» What is expected
Work out the number of lines that hold "title" in the listing, and give that number with no other text.

» The input
▽

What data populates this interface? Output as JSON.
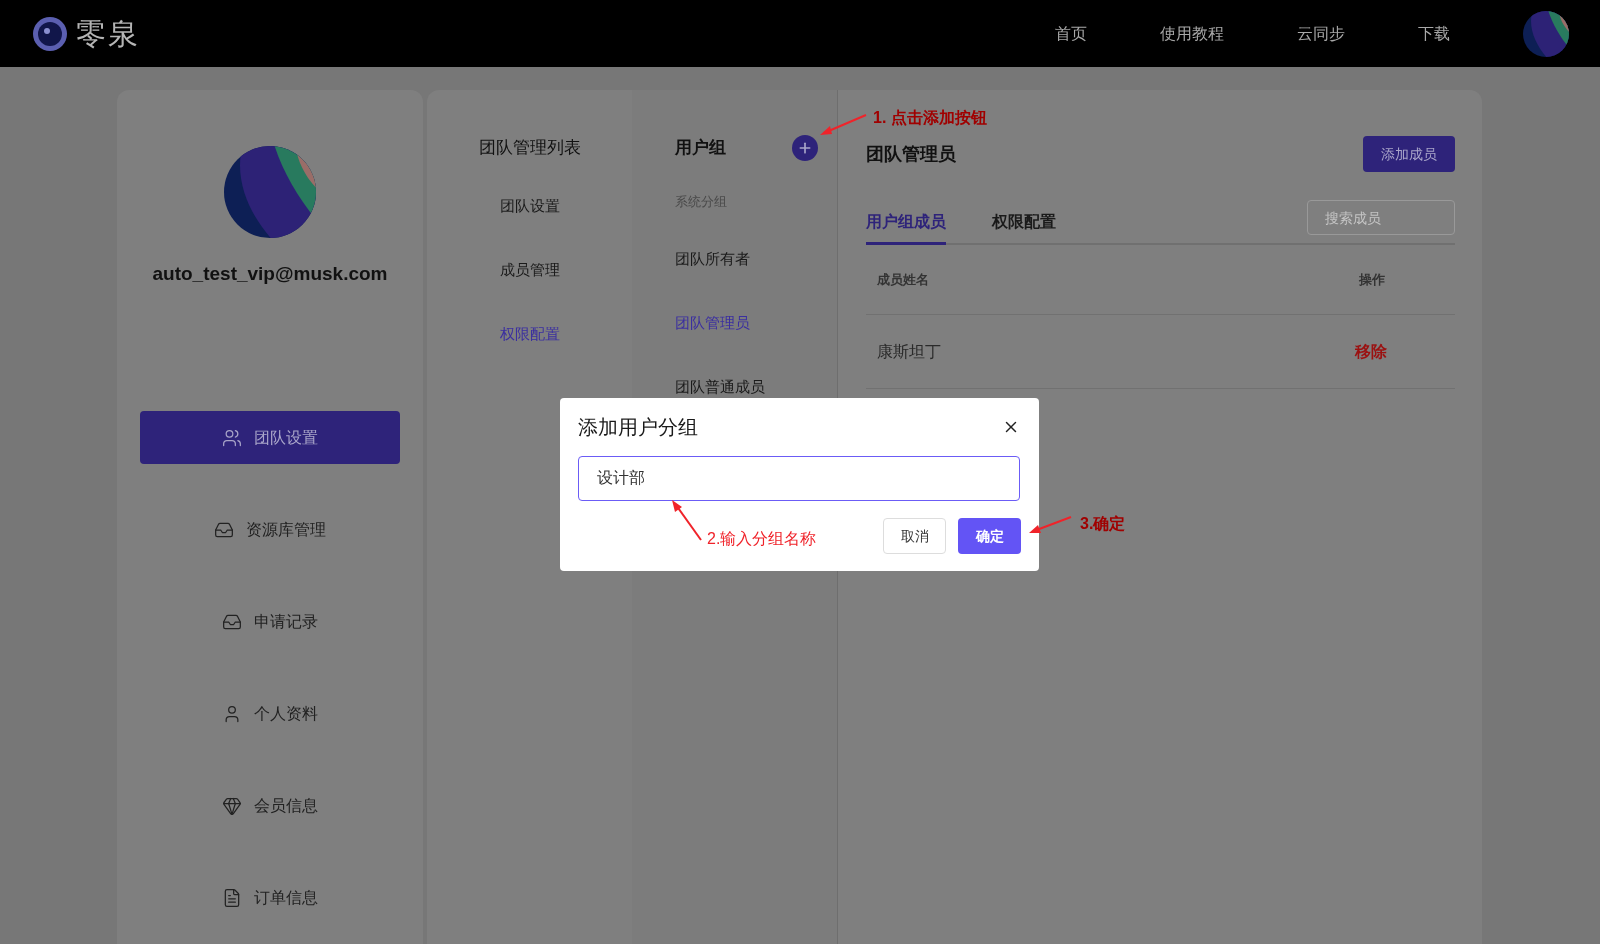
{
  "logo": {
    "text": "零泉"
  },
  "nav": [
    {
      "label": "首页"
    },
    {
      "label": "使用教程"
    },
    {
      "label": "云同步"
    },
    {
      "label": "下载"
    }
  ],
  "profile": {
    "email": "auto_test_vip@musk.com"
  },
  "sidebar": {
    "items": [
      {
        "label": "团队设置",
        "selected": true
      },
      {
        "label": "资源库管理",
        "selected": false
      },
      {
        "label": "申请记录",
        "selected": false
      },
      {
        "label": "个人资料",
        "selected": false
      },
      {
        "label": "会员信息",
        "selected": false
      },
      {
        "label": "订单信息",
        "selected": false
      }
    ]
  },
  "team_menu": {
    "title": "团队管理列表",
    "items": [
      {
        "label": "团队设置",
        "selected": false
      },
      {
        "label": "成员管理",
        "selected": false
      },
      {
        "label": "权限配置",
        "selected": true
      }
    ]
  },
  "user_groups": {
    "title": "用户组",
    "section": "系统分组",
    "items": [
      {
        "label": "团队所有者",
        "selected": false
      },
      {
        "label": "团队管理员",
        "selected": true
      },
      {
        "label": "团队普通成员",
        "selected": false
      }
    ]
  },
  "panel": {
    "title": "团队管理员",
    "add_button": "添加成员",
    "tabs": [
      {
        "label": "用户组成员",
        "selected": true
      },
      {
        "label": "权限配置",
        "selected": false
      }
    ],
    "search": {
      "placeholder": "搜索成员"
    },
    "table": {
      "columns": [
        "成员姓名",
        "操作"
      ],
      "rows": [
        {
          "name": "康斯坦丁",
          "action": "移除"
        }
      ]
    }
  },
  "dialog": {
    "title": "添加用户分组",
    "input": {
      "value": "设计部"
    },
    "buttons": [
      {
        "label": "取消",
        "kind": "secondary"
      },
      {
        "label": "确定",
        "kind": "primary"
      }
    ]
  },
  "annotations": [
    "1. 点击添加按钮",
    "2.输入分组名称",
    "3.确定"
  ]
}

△

» Output of the exercise
4